# To do:
Would you please return every line from the listing that contains the word "holdout"?

# Data for this exercise:
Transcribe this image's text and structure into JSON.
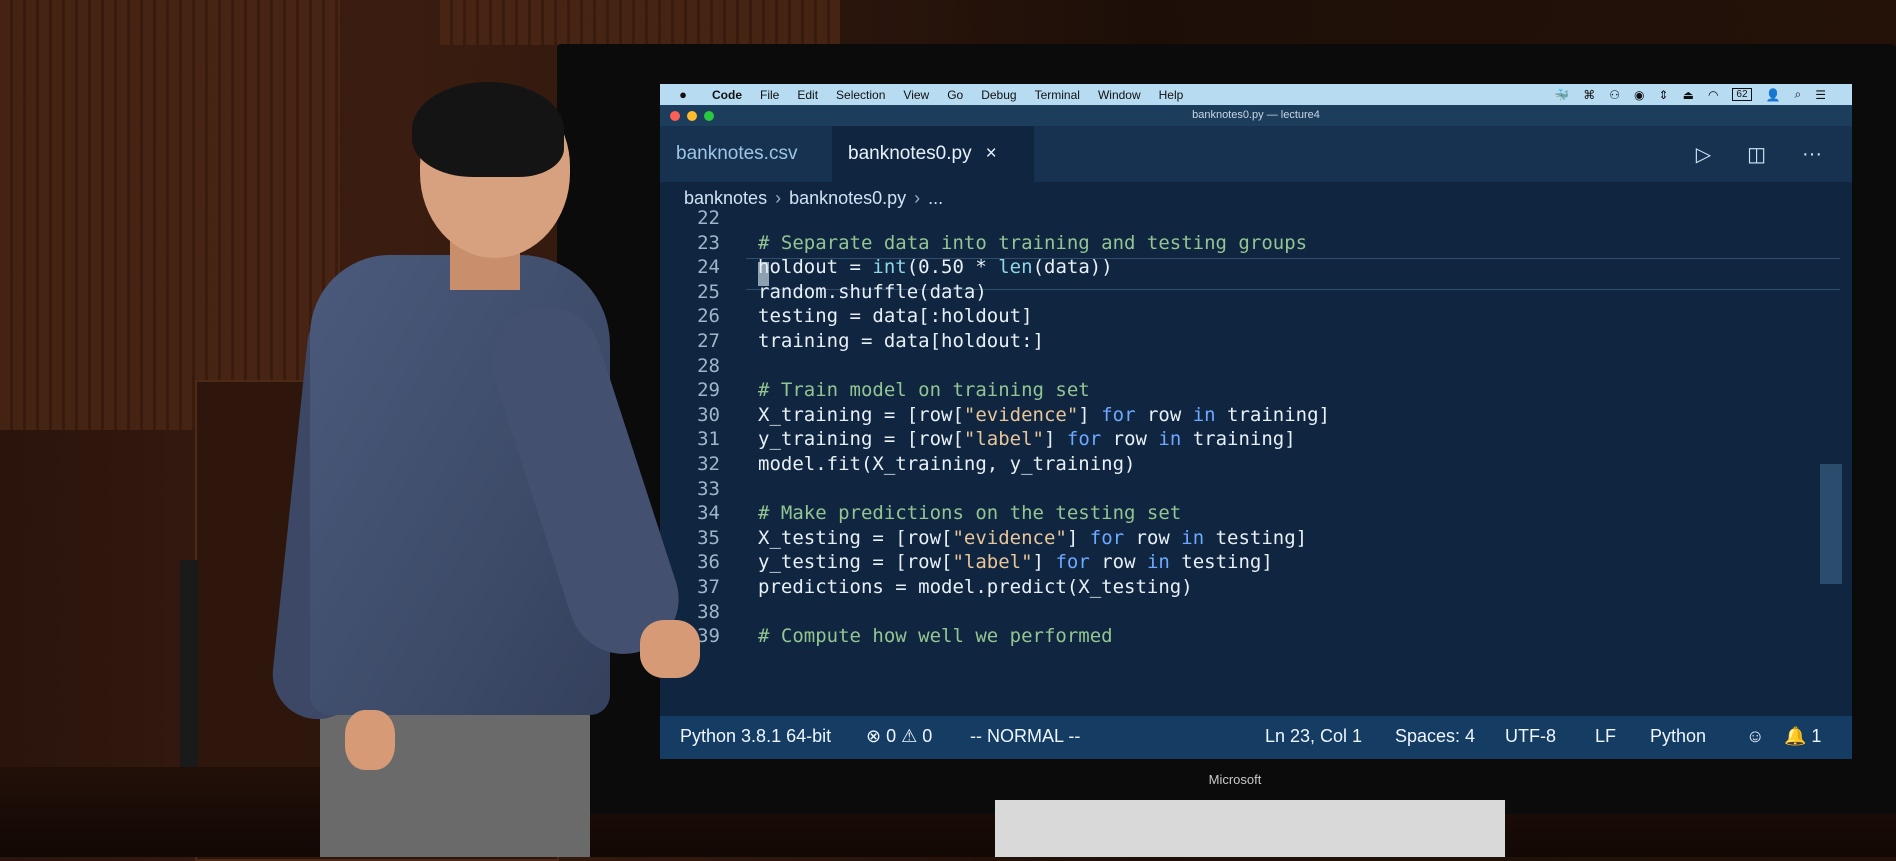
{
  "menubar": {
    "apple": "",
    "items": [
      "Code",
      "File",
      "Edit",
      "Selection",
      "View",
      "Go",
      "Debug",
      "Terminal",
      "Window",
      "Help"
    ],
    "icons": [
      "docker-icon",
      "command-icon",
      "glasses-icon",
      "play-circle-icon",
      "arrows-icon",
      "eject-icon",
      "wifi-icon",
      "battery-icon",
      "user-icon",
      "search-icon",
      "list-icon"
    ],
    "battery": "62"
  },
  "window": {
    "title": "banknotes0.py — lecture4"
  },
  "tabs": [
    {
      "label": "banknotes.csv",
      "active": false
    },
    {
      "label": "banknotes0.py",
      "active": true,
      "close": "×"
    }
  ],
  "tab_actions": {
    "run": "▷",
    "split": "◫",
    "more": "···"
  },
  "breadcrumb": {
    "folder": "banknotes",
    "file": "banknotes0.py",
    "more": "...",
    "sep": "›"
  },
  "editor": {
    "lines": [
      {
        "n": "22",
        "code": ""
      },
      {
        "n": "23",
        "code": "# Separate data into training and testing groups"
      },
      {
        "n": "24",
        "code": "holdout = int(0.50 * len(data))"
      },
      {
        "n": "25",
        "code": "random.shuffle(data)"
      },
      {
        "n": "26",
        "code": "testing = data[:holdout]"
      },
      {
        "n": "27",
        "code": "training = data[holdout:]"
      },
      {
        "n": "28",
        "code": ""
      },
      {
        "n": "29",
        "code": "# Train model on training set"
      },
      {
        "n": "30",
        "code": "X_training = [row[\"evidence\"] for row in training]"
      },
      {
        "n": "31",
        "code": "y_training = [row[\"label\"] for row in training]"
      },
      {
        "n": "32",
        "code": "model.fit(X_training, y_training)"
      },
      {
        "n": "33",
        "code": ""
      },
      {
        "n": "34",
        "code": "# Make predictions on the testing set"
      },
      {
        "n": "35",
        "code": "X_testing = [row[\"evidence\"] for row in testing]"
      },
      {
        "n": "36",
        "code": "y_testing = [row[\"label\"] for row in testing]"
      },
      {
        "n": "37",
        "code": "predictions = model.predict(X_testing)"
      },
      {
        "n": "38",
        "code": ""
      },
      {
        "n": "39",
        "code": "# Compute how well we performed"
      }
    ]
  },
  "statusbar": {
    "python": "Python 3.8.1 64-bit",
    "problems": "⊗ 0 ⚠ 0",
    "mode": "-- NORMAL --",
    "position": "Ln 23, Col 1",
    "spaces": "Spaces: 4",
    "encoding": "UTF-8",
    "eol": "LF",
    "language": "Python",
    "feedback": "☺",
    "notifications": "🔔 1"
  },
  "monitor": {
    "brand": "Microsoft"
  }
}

# Written response:
        "code": "holdout = int(0.50 * len(data))"
        "code": "testing = data[:holdout]"
        "code": "training = data[holdout:]"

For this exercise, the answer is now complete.